Former Workers Sue Hertz, Claiming Discrimination Against Minn. Muslims
By: Stephen Tellier
Updated: 01/12/2015 10:22 PM
Created: 01/12/2015 8:00 PM KSTP.com
Full Article on KSTP.com
They say they were mocked, harassed, demeaned, singled out, and then forced out or fired, all because of their nationality and religion.
Six Muslim Minnesotans from East Africa filed a class action lawsuit against Hertz last month, accusing the rental car company of widespread discrimination at its Minneapolis-St. Paul International Airport location.
The former Hertz employees say they were happy at Hertz until management changes were made in 2007. They contend that for three years after that, they were subjected to countless instances of discrimination large and small. According to the lawsuit, the keeping of two refrigerators—one in which Muslims from Somalia and Ethiopia were allowed to put their food, and one where they weren’t—is just one of many examples.
“I try my best and I do everything. I’m one of the best employees,” said Nadif Ketibe, who worked at Hertz for six years.
“I know I’ve been disrespected and I’ve been abused,” Ketibe added.
But he said he didn’t speak up during his time at Hertz because he feared losing his job.
Ketibe is one of six former employees suing Hertz over their treatment at the airport location.
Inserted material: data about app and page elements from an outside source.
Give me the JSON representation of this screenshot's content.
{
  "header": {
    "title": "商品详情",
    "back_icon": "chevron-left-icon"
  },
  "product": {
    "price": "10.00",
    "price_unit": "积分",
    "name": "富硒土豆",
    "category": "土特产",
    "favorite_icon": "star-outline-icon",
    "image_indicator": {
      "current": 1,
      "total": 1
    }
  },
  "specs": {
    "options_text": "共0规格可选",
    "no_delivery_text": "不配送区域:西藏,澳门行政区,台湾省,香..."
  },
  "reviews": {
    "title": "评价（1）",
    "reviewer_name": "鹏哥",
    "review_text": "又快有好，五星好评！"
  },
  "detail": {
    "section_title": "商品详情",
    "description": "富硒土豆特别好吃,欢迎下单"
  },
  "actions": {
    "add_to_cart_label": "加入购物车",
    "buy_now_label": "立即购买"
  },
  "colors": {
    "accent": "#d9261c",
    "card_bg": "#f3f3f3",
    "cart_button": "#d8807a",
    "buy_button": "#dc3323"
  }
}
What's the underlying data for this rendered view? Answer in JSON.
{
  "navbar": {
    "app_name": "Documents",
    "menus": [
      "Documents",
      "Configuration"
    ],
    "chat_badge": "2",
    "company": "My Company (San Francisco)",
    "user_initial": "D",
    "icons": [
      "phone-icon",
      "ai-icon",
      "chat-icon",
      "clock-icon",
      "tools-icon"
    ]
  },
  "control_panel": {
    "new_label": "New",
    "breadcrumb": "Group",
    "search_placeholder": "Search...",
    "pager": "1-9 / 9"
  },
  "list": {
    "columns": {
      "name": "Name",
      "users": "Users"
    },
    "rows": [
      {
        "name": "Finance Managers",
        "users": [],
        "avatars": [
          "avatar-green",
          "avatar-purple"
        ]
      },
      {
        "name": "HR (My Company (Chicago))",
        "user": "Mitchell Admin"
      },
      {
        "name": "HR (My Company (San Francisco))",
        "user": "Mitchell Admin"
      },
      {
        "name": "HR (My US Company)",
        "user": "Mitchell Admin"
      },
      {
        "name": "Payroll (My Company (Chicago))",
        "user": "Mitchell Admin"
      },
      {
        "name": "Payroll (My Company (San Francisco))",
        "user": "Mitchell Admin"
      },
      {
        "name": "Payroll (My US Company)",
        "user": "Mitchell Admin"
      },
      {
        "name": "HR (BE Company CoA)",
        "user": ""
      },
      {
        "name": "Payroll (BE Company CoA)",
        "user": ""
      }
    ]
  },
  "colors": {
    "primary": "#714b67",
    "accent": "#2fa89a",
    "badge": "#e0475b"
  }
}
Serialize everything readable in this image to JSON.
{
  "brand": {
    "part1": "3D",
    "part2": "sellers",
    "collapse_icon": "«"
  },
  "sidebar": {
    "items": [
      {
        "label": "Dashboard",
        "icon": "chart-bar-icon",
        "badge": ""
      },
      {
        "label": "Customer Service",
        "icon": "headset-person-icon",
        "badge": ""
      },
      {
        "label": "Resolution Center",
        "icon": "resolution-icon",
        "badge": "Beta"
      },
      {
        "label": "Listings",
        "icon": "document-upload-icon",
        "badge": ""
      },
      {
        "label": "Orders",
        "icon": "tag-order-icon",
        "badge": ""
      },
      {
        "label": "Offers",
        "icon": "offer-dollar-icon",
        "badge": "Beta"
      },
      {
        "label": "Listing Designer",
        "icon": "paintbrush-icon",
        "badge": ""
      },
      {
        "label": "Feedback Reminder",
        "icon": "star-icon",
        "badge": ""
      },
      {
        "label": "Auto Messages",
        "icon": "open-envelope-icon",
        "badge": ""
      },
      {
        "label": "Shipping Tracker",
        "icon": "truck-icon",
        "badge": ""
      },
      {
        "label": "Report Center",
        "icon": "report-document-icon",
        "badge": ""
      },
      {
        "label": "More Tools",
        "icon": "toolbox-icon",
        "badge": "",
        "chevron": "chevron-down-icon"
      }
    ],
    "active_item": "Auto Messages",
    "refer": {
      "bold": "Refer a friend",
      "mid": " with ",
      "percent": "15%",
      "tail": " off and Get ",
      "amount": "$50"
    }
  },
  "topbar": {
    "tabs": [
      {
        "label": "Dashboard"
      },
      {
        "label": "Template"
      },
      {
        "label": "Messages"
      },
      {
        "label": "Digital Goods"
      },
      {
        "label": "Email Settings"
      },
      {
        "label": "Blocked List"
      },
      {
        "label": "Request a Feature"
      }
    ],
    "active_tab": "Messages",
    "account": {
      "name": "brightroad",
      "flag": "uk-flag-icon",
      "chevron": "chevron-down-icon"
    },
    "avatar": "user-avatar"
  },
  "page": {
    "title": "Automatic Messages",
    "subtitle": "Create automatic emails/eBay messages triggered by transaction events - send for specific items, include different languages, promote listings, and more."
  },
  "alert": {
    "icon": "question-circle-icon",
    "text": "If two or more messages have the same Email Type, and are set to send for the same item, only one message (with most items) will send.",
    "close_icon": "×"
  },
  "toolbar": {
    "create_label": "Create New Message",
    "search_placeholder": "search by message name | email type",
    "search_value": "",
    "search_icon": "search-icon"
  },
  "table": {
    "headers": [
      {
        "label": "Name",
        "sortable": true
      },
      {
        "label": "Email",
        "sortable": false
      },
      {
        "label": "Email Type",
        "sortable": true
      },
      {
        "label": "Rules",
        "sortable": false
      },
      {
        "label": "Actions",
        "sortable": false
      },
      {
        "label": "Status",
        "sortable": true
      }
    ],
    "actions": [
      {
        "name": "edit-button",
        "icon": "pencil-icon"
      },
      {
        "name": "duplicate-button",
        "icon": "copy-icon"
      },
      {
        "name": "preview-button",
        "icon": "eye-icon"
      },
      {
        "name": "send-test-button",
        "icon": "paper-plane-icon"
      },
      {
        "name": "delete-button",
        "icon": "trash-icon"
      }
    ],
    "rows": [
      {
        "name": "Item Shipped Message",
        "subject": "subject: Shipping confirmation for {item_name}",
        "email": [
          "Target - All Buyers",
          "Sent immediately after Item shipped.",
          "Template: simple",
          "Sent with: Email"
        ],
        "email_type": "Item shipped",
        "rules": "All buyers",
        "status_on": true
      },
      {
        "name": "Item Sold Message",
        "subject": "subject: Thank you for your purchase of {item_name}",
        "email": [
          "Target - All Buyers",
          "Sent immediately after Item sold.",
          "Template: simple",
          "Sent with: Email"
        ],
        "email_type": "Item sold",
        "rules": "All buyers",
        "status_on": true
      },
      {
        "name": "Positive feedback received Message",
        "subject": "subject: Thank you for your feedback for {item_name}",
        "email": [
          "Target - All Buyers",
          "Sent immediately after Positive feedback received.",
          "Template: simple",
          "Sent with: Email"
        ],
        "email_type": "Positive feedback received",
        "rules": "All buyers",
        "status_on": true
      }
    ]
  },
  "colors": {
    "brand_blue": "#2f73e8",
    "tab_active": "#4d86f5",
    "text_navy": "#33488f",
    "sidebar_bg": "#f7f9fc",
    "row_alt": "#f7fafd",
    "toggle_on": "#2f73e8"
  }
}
The lawsuit states East African Muslims, “… were regularly harassed for praying … treated disrespectfully, subjected to discriminatory and demeaning statements … mocked (and) disciplined more severely.”
“Insulting our religion, our books, our races and everything,” Ketibe said.
The lawsuit also quotes various Hertz employees as saying, “If you pray continuously you will make us lose money and no Muslims will be hired,” “Find people who are not Muslim so we can hire them,” “Your religion is lying. The Quran is lying. You’re a liar,” and, “This guy’s hatred of Americans is just below the surface.”
The former workers say the last straw was the introduction of a discriminatory prayer policy.
“We refused to sign that, and after that, we got fired,” Ketibe said.
One of their attorneys says several Muslim workers were forced out or fired between 2007 and 2010.
“The way I lost the job – it was unfair, it was discrimination,” said Abdirashid Mohammed, who worked at Hertz for ten years.
For Mohammed, the loss of a job also meant the loss of health insurance for his three children.
“Later on, I lost all of them, and…” Mohammed said, before being overcome with emotion.
“In Minnesota, we value hard work and we value diversity, and I think Hertz’s actions – they ignored both of those two values,” said Darren Sharp, one of the attorneys representing the former workers.
Ketibe feels he was forced to choose between his job and his religion. He now says that’s a choice no one should have to make.
“Everyone’s life has to be respected. I don’t care (if you’re) white, black, African, American – everyone’s life has to be respected,” Ketibe said.
Hertz provided 5 EYEWITNESS NEWS with a statement: “We do not comment on pending litigation, but are confident that Hertz will prevail when all of the facts are disclosed in the course of this lawsuit.”